But, in fact, there’s no reason to view the world that way. People who happen to be standing in Antarctica don’t stand on their heads. From their point of view, the world map would look like this:

World Map, south at top
World Map, southern orientation. From Manywaystoseetheworld.com

Continue reading “The Earth’s Wobble is Veering”

Flow, Turkey, Flow

I have family coming up for Turkey Day, so I need to get my act together. Everybody seems to like a good flowchart, so it seemed a natural to create a Turkey Dinner chart for this week’s blog and publish it a few days early. By Wednesday morning, I’ll be deeply involved in planning the tryst between turkey, stuffing, and butter. (Hmmm, should that really be menage?…)

Turkey cooking flowchart
Turkey specific flowchart, by kajmeister.

Clearly, everyone has their own T-day traditions, whether it’s deep-frying the turkey (dangerous but popular) or serving crab (very San Francisco) or canned cranberries (really?). I have aimed to map out the standard meal with the basics: a stuffed turkey, gravy, mashed potatoes, yams, and cranberries. Our household variation is to brine the turkey–which has its supporters and detractors I know–and to saute green beans and mushrooms, rather than to bake them in a soup. Plus deviled eggs because it’s not T-giving without deviled eggs. By the way, if you don’t waste spend loads of time watching cooking shows like I do, you should know that “sous chef” is my short hand for all the prep work that you do which doesn’t involve heating or freezing the food–chopping, measuring, mixing, etc.

The simplest chart would have only a few steps, and I show it above to use as a building block for what is to come because if I showed you the full, unadultered version at this point, your head would explode.  Bear with me. Continue reading “Flow, Turkey, Flow”

To Freeze or Not To Freeze

Some say the world will end in fire,
Some say in ice.
From what I’ve tasted of desire
I hold with those who favor fire.
But if it had to perish twice,
I think I know enough of hate
To say that for destruction ice
Is also great
And would suffice.
–Robert Frost, “Fire and Ice”

With election trauma behind me and turkey recipes in front of me, I needed a little nudge in writing today’s entry, and my friendly neighborhood bloggers suggested Daily Word Prompts of chemical and freeze. Put them together and voila! today’s topic: cryonics.

Alcor cryonics
Cryonics seems to involve lots of ducts, pipes, and ladders. Alcor.org marketing photo.

Get Your Batsh*t Crazy Freezing Definitions Straight

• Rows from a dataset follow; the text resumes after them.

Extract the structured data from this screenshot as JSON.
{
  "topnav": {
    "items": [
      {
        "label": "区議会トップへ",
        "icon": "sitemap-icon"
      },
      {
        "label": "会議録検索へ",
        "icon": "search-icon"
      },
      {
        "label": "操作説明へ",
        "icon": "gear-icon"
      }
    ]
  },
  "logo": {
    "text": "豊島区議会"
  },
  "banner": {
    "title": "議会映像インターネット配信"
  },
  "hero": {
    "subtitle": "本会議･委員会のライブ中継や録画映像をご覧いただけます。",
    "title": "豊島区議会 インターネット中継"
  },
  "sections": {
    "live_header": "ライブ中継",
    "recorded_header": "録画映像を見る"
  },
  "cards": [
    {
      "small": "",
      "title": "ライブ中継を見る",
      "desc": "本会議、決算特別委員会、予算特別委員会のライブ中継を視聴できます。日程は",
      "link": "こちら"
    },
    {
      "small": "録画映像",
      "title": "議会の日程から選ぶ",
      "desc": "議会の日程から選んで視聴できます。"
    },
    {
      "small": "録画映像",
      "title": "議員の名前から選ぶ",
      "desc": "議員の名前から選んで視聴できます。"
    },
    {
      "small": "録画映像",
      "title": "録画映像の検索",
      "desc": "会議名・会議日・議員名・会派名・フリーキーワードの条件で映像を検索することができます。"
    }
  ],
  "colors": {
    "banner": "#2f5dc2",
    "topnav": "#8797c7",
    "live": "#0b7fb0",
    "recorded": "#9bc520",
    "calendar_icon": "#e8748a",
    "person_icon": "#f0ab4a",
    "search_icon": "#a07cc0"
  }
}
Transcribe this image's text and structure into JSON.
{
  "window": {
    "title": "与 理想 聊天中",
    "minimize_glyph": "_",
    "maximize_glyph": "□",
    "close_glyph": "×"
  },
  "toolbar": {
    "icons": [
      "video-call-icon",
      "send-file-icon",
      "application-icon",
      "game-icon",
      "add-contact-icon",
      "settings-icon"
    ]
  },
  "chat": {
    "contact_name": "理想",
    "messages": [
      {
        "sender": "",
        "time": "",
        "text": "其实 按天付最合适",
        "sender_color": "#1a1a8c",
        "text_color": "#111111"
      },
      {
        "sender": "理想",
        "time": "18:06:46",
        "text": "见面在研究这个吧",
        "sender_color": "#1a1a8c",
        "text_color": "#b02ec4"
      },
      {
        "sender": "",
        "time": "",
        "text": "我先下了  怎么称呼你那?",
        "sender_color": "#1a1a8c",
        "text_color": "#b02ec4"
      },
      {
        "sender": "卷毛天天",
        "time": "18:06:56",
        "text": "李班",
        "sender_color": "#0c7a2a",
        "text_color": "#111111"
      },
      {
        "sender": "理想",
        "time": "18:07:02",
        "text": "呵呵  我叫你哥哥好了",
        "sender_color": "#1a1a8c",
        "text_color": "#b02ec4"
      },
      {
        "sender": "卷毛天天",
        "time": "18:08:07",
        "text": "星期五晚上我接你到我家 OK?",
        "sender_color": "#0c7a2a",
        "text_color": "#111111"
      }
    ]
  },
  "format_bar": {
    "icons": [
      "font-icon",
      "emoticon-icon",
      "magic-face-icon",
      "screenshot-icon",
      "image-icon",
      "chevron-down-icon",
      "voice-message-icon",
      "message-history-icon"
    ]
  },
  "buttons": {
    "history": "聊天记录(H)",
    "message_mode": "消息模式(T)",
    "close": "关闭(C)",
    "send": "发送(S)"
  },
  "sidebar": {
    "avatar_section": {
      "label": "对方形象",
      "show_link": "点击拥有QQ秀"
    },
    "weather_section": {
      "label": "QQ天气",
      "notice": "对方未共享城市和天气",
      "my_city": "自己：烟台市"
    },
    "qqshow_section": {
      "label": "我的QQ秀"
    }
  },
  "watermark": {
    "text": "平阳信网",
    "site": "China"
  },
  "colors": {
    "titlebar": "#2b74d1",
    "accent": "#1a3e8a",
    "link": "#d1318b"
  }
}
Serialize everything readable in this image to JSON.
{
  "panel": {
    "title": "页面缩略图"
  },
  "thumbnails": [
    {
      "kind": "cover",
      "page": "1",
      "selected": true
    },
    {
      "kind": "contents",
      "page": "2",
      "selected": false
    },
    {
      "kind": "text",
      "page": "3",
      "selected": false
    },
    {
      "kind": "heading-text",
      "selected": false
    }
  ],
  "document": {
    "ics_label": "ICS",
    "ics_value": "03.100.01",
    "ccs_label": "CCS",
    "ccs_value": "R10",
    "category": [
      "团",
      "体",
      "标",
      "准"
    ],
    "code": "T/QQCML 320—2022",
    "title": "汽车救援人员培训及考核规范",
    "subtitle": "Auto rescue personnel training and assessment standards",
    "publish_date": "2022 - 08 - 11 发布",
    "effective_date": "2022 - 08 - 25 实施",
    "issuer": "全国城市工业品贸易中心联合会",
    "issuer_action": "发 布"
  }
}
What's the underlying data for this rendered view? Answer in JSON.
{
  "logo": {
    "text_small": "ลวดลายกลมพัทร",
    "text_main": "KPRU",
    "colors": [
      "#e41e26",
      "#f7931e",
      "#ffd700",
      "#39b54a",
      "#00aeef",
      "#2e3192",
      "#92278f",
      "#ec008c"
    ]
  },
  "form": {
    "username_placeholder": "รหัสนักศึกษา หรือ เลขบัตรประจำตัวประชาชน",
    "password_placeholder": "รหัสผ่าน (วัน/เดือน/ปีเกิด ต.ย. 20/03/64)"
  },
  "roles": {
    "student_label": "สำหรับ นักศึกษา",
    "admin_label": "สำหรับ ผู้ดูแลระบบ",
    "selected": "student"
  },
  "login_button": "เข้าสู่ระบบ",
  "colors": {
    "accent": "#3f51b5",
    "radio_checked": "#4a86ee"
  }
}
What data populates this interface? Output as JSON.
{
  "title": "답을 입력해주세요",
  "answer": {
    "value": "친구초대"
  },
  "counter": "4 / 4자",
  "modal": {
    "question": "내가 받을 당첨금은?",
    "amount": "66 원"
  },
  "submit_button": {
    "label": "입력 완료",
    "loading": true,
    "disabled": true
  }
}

First off, learn the distinction between cryonics, cryogenics, suspended animation. Cryonics is the science of freezing bodies with the hopes of future re-animation, after medical technologies have advanced to reverse aging or cure whatever ailed the body. Cryogenics is the branch of physics dealing with low temperatures. Suspended animation is inducing a cessation of body functions, perhaps through a low metabolic state, that preserves the body over an extended period of time. Suspended animation has been successfully extended to mice for a few hours, but not on anything as big as sheep or pigs, so unless you squeak, this is not a viable option yet.

Continue reading “To Freeze or Not To Freeze”